I had to drive almost five hours from the North of California to be present in one of the most important conferences about hardware in the world. It was going to be my first presentation and first time in a hackaday #Supercon, and I could not deny it: I was very excited. I arrived the night before. Reserving an Airbnb close to the venue was not a problem. Basically, I was in the heart of Old Pasadena!
The #Supercon is a different conference focusing mainly in hardware. When I say hardware, I mean hacking hardware, creating, training, designing or implementing prototypes. This year the conference took place in Pasadena, California, and I had the privilege to be part of the speakers team, yeaahh!!

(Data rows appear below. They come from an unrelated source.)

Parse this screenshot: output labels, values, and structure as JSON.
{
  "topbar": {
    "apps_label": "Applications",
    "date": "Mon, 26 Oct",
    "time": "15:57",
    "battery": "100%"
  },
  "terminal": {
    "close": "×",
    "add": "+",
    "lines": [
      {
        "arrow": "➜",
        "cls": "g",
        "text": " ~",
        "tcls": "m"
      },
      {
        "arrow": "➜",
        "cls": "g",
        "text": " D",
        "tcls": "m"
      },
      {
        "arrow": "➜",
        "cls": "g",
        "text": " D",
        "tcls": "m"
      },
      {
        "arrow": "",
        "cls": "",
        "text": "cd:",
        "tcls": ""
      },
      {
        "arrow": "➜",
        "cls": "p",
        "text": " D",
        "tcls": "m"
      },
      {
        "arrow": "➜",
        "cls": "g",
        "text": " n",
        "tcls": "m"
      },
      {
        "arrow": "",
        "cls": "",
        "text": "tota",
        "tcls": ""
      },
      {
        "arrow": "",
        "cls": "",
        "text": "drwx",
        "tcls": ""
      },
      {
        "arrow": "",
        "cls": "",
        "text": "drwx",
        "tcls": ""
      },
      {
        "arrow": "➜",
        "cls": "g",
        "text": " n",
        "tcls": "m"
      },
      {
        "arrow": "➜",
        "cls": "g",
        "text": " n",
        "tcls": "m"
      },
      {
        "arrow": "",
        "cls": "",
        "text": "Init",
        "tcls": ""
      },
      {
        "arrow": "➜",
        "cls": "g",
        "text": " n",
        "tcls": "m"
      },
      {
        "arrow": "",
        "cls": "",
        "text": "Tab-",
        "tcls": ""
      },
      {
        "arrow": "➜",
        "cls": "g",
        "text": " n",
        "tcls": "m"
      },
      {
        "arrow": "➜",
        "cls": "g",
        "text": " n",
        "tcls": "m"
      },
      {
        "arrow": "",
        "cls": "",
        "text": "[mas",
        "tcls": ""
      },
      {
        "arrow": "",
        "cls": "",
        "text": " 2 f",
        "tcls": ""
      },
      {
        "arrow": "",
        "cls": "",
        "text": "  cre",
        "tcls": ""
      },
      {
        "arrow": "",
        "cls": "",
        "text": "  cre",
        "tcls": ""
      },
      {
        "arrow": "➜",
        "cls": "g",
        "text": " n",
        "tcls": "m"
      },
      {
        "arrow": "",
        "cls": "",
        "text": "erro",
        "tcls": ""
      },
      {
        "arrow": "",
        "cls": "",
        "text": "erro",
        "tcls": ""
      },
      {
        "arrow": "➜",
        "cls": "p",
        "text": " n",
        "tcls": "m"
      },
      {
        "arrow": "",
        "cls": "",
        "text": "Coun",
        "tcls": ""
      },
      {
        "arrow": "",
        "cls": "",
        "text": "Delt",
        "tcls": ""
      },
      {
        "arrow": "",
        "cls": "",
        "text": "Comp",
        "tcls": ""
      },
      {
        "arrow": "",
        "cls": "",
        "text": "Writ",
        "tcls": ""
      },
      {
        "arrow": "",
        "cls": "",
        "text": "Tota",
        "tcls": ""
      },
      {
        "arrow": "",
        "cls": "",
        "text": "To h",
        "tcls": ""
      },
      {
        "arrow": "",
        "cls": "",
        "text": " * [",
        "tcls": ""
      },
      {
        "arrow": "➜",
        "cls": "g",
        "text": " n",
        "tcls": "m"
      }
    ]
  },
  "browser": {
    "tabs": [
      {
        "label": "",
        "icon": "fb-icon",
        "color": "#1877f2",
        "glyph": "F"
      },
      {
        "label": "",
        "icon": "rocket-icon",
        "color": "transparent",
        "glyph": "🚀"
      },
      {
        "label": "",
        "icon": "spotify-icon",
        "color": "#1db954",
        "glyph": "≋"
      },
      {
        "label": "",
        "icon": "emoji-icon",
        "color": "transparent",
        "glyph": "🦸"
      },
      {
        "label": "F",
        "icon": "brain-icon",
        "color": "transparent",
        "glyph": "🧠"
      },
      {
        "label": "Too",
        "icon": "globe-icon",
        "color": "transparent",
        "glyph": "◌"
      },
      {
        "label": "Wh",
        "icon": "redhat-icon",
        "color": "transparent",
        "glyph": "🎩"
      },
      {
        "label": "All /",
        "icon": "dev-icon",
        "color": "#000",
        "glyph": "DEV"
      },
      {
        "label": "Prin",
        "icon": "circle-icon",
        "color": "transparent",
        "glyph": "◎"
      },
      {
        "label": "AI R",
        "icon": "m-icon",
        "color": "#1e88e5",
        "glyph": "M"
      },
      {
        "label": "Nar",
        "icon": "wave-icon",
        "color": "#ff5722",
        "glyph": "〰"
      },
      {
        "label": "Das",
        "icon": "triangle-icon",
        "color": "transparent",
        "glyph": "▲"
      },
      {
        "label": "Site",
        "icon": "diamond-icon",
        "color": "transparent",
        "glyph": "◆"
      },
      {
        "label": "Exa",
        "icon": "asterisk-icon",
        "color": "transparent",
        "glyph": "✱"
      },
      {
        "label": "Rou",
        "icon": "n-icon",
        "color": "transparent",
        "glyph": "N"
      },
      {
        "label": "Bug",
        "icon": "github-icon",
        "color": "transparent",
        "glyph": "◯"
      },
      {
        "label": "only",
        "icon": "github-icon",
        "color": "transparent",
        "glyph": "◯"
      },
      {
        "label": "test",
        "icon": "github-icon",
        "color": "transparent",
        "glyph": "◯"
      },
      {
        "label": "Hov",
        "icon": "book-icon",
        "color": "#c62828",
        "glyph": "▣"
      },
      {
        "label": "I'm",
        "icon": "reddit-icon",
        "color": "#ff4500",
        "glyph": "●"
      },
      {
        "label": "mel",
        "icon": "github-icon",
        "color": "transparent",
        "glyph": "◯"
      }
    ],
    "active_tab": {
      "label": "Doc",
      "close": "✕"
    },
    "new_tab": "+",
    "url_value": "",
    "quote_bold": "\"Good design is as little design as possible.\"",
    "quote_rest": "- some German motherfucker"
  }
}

It is a good feeling to see your name around your idols, people that you really admire for their impressive contributions to the community and their hard work:
I was very exited to be part of a hardware conference as speaker. The reason: I was going to present my recent tool, BlueSpoof. Hackaday is not like any other infosec conference; it is a place to learn, ask, join and drink in a higher level. People for many different places came to share techniques, knowledge and the most important thing: experiences about hardware. If you ask me what is the most daunting researcher, without hesitation, I will say a hardware hacker.
I will mention my impressions of this impressive device. Being a hardware conference, I did not expect less than a perfect badge, from the hackaday post: “So, what does this badge do? It’s a camera. It has games, and it’s designed by [Mike Harrison] of Mike’s Electric Stuff. He designed and prototyped this badge in a single weekend. On board is a PIC32 microcontroller, an OV9650 camera module, and a bright, crisp 128×128 resolution color OLED display. Tie everything together with a few buttons, and you have a badge that’s really incredible.”
Honestly, the Supercon badge hacked my exceptions, and I stated them clearly:
The #Supercon badge is merely an impressive artwork pic.twitter.com/bRxnrbyePg
— Salvador Mendoza (@Netxing) November 12, 2017
I am not going to write technicals details about the badge because there is a complete post in the hackaday page about that, but I will tell you how I felt when I start playing with “Taken”. Yes, I baptized it. When I get a badge, the first thing I do is to analyze the hardware balance around the board, the geometrical shape, the colors, the SMD alignment, inputs, outputs, how it smells(creepy hu?). The flash light for the camera was a beautiful touch, twisting the LED :D!
Some impressions from the Osh Park experts:
All badged up! Excellent design by @mikelectricstuf for @Hackaday #Supercon. Also good to see @dominicgs found a traffic light pic.twitter.com/kjp2fm0p7v
— Drew Fustini (@pdp7) November 10, 2017
This badge was really enjoyable to play with and seeing people hack them was a plus:
Some terrific hacks:
Hacked my @hackaday#Supercon badge by adding a LIDAR 🙂 Come to @LongHairNasaGuy and my talk tomorrow for more info! #Camera#LIDAR#IMUpic.twitter.com/Gw5Y7gn1IK
— Arko (@arkorobotics) November 11, 2017
Jacob Christ came to Hackaday #Superconference prepared. Hacking the official badge into an SLA 3D printer: https://t.co/8QWyFGNOC4 pic.twitter.com/WAc1ekVKSE
— hackaday (@hackaday) November 10, 2017
Mind blown!! 2 @Hackaday #Supercon badges hacked into a VR headset!! pic.twitter.com/xAGD0O97pg
— Clarissa Redwine (@ClarissaRedwine) November 13, 2017
One thing that Supercon has and I personally did not see at any other conference is the progressive participation of professional women as speakers. I had the opportunity to attend three presentations of them, and their talks were extremely stunning:
Other talks that you will see on hackaday YouTube channel soon:
Some pictures of the venue and people having fun at the conference:
It was really a pleasure to be part of Hackaday conference. Hoping to be there next year. Thanks to all of you that somehow made this Supercon what it is.